What the task asks - When a line in the listing contains the string "screenshot", pick it out and copy it.

[[ Data excerpts open ]]

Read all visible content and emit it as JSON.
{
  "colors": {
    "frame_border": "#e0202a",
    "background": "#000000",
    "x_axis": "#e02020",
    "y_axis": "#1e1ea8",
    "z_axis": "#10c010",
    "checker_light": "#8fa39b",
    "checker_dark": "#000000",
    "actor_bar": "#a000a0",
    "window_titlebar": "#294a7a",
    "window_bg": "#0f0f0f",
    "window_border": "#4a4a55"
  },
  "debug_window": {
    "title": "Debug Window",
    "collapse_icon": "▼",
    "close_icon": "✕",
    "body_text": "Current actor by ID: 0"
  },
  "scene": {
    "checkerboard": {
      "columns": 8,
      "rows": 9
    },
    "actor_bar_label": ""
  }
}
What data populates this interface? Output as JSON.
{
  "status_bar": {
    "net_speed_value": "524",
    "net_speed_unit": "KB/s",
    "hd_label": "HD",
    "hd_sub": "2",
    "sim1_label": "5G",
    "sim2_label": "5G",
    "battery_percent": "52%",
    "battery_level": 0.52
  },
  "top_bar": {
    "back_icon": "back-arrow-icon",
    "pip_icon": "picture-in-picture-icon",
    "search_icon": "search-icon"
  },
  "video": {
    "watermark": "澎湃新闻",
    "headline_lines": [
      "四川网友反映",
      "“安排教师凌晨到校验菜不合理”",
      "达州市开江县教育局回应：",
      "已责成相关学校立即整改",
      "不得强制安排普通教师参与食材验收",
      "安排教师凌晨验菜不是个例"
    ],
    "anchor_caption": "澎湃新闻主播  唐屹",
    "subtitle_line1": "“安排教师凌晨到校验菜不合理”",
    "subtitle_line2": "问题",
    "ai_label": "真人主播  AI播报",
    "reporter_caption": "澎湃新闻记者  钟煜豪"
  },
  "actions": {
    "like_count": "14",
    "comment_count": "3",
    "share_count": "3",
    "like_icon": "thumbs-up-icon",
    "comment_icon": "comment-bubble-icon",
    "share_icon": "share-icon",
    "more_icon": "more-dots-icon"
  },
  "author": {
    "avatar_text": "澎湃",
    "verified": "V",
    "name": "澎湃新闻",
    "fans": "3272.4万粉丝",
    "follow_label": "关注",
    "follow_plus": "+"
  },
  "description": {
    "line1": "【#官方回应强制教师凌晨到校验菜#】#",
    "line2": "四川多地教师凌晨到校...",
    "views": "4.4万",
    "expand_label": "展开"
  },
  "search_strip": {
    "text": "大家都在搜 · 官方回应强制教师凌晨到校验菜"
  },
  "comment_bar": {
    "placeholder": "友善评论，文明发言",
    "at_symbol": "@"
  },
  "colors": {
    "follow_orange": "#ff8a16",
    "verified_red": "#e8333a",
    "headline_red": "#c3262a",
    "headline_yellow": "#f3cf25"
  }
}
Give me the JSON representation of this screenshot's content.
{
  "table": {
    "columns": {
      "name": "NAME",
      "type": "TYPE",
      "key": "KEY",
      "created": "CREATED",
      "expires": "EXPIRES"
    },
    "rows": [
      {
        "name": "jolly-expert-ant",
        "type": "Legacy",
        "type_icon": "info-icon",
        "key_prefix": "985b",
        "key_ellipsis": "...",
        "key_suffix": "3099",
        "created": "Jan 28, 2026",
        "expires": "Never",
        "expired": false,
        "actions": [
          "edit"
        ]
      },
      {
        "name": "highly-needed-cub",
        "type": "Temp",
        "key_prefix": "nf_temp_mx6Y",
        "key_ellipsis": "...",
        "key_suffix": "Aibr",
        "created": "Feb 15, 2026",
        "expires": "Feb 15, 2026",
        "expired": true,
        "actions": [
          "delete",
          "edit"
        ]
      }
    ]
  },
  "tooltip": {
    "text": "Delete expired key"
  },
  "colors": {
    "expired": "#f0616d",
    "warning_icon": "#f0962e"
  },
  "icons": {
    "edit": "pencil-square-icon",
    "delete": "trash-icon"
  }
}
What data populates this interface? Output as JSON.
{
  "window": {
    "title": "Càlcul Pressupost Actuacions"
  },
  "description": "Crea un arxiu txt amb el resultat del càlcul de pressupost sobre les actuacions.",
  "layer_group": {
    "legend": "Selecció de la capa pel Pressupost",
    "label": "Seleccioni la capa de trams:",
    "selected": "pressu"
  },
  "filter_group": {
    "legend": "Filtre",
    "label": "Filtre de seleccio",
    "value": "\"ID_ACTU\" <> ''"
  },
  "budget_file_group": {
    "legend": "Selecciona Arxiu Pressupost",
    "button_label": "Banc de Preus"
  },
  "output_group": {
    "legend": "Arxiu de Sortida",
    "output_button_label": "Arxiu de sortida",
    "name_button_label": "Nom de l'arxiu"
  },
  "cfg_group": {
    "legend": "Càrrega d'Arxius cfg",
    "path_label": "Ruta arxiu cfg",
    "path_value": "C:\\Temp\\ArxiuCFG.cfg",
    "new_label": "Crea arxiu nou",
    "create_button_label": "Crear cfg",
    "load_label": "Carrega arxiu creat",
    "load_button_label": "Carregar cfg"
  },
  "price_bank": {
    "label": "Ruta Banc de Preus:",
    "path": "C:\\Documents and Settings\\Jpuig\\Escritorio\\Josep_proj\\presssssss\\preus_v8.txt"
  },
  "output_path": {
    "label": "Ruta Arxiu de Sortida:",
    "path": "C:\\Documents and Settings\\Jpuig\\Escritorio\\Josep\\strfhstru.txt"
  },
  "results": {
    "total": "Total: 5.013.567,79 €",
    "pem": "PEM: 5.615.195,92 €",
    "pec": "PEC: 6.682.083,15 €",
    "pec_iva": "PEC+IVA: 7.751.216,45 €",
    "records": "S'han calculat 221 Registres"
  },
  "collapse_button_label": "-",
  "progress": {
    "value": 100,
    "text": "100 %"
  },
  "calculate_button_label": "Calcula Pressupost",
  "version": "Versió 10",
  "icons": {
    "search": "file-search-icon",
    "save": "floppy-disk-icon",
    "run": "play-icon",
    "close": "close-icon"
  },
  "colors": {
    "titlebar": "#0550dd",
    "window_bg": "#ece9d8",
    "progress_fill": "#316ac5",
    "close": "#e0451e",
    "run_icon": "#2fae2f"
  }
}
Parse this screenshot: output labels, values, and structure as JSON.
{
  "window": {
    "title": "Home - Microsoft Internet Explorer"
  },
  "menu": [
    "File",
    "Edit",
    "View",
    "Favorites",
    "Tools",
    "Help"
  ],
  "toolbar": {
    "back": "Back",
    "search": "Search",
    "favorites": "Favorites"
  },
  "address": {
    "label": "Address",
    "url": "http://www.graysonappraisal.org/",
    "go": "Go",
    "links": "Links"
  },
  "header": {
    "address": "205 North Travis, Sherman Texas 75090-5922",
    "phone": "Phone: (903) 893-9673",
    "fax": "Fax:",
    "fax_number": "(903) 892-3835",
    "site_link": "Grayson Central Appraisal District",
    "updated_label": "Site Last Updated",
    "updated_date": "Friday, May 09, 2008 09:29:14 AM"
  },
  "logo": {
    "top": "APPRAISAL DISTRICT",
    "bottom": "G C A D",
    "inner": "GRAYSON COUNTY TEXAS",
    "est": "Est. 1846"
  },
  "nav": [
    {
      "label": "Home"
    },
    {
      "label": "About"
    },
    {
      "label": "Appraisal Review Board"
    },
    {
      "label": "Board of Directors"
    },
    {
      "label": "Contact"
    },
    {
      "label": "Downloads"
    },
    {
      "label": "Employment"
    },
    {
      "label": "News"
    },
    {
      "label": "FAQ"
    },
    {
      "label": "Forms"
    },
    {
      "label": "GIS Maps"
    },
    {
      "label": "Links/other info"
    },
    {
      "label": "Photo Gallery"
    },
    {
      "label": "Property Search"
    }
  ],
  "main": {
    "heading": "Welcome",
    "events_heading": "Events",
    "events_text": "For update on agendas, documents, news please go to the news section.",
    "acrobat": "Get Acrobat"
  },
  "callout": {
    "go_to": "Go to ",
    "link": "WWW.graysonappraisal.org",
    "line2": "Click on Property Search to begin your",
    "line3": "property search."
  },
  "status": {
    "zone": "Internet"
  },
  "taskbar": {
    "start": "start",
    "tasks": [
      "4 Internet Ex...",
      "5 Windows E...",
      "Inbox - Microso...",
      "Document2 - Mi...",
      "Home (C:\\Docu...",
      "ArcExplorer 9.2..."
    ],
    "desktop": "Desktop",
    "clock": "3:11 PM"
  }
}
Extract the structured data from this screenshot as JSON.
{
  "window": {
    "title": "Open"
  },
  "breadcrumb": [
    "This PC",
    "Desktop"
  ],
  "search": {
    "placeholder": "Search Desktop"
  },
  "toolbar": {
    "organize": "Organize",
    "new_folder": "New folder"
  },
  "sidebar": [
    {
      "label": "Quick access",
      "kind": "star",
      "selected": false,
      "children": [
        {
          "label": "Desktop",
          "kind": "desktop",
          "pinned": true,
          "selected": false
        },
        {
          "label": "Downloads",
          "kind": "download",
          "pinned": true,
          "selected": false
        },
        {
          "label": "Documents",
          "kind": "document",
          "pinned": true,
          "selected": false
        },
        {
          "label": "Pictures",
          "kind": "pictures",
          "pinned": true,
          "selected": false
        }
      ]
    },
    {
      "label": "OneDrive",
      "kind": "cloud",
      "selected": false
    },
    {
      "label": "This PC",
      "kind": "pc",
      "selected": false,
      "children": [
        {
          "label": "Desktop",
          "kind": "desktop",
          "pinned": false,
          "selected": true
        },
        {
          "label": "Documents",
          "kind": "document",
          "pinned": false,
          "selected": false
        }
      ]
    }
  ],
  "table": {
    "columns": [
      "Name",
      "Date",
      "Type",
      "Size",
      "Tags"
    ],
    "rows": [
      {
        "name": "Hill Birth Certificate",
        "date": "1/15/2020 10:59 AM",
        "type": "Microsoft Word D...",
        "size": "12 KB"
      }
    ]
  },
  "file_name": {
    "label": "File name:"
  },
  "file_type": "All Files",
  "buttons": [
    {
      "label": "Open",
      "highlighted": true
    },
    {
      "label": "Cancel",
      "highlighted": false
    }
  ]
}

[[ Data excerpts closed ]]

Solution to this problem -
Give me the JSON representation of this screenshot's content.
Parse this screenshot: output labels, values, and structure as JSON.
Extract the structured data from this screenshot as JSON.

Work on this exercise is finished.